Gather from the material every line that contains the string "icon".

:::

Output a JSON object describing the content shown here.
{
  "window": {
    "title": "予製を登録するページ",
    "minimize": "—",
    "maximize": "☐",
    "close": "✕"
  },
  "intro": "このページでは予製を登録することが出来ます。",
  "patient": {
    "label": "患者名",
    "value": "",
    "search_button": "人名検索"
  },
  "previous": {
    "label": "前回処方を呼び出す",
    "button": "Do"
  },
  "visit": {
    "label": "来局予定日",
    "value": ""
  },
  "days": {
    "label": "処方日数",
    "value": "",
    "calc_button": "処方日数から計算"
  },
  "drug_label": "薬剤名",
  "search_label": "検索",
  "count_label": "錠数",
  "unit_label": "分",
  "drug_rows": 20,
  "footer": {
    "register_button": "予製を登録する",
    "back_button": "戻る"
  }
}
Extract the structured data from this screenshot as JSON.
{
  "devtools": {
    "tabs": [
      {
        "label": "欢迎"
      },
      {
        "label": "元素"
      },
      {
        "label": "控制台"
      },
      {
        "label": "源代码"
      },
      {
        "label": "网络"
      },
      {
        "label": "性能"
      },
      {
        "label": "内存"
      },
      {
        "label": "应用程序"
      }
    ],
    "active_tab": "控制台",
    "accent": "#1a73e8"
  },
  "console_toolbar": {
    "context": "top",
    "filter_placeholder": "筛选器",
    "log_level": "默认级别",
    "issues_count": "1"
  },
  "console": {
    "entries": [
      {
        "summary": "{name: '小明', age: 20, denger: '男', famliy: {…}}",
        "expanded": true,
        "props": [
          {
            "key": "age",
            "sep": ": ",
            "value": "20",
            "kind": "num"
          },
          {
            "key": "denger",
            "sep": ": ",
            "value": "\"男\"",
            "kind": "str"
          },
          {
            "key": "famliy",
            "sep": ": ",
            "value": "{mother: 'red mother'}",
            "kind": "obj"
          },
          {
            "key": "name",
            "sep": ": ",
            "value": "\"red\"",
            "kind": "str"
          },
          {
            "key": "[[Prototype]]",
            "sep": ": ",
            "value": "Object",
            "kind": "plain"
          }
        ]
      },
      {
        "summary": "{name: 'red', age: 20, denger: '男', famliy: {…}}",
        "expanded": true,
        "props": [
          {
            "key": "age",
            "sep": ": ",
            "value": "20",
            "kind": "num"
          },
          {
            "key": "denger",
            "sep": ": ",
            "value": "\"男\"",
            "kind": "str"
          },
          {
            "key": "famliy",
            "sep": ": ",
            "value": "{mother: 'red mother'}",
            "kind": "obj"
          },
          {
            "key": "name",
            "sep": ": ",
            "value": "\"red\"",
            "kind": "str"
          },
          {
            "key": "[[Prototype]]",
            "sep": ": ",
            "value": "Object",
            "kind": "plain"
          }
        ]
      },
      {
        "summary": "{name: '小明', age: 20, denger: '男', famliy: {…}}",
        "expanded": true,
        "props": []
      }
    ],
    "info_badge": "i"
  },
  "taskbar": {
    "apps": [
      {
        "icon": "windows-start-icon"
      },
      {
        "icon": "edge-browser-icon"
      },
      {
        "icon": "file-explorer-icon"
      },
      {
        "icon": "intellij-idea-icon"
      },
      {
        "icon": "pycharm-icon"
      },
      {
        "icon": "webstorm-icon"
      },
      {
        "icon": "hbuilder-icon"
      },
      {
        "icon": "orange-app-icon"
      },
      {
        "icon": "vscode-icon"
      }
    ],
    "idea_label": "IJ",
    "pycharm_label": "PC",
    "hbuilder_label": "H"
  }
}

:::

◆ **Response area**
        "icon": "windows-start-icon"
        "icon": "edge-browser-icon"
        "icon": "file-explorer-icon"
        "icon": "intellij-idea-icon"
        "icon": "pycharm-icon"
        "icon": "webstorm-icon"
        "icon": "hbuilder-icon"
        "icon": "orange-app-icon"
        "icon": "vscode-icon"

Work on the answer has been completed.